---------- Material for this exercise
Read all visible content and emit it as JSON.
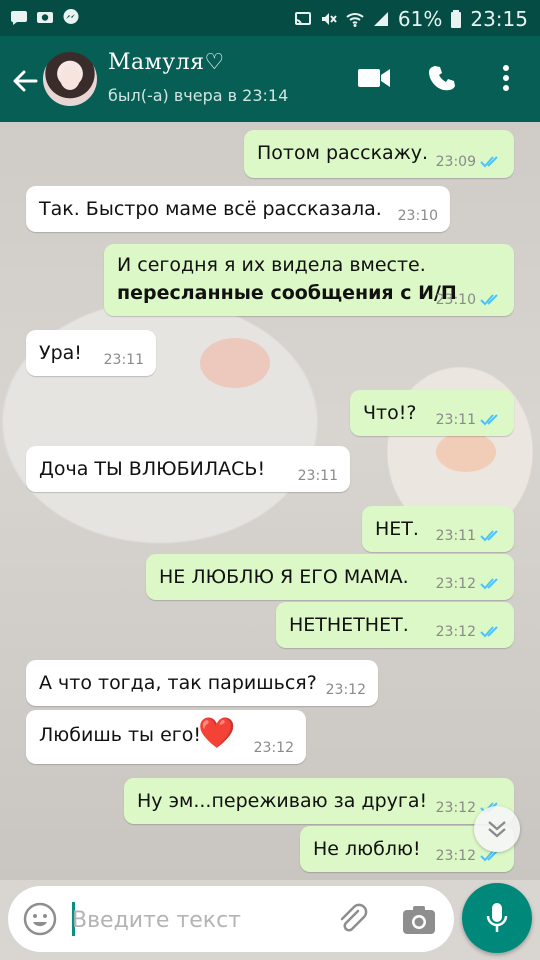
{
  "status_bar": {
    "battery": "61%",
    "time": "23:15",
    "icons": [
      "chat-notification-icon",
      "camera-notification-icon",
      "messenger-notification-icon",
      "cast-icon",
      "mute-icon",
      "wifi-icon",
      "signal-icon",
      "battery-icon"
    ]
  },
  "header": {
    "contact_name": "Мамуля♡",
    "status": "был(-а) вчера в 23:14",
    "icons": [
      "back-arrow-icon",
      "video-call-icon",
      "phone-icon",
      "more-options-icon"
    ]
  },
  "messages": [
    {
      "direction": "out",
      "text": "Потом расскажу.",
      "time": "23:09",
      "read": true
    },
    {
      "direction": "in",
      "text": "Так. Быстро маме всё рассказала.",
      "time": "23:10"
    },
    {
      "direction": "out",
      "lines": [
        "И сегодня я их видела вместе.",
        "пересланные сообщения с И/П"
      ],
      "time": "23:10",
      "read": true
    },
    {
      "direction": "in",
      "text": "Ура!",
      "time": "23:11"
    },
    {
      "direction": "out",
      "text": "Что!?",
      "time": "23:11",
      "read": true
    },
    {
      "direction": "in",
      "text": "Доча ТЫ ВЛЮБИЛАСЬ!",
      "time": "23:11"
    },
    {
      "direction": "out",
      "text": "НЕТ.",
      "time": "23:11",
      "read": true
    },
    {
      "direction": "out",
      "text": "НЕ ЛЮБЛЮ Я ЕГО МАМА.",
      "time": "23:12",
      "read": true
    },
    {
      "direction": "out",
      "text": "НЕТНЕТНЕТ.",
      "time": "23:12",
      "read": true
    },
    {
      "direction": "in",
      "text": "А что тогда, так паришься?",
      "time": "23:12"
    },
    {
      "direction": "in",
      "text": "Любишь ты его!",
      "emoji": "❤️",
      "time": "23:12"
    },
    {
      "direction": "out",
      "text": "Ну эм...переживаю за друга!",
      "time": "23:12",
      "read": true
    },
    {
      "direction": "out",
      "text": "Не люблю!",
      "time": "23:12",
      "read": true
    }
  ],
  "input": {
    "placeholder": "Введите текст",
    "value": ""
  },
  "colors": {
    "header": "#075e54",
    "status_bar": "#054c44",
    "outgoing_bubble": "#dcf8c6",
    "incoming_bubble": "#ffffff",
    "read_tick": "#4fc3f7",
    "fab": "#00897b"
  }
}
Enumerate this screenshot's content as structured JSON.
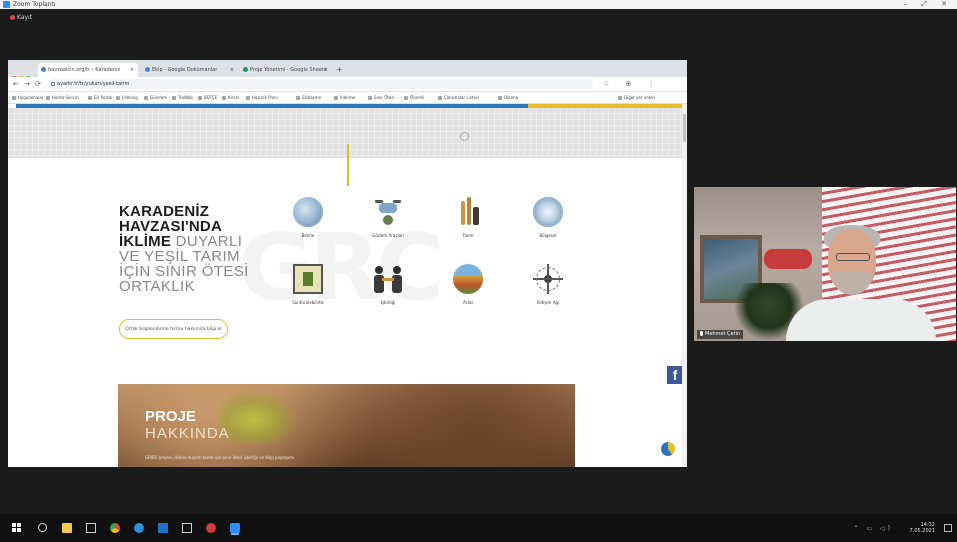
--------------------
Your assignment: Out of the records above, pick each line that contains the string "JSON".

Task result:
Read all visible content and emit it as JSON.
Enumerate this screenshot's content as structured JSON.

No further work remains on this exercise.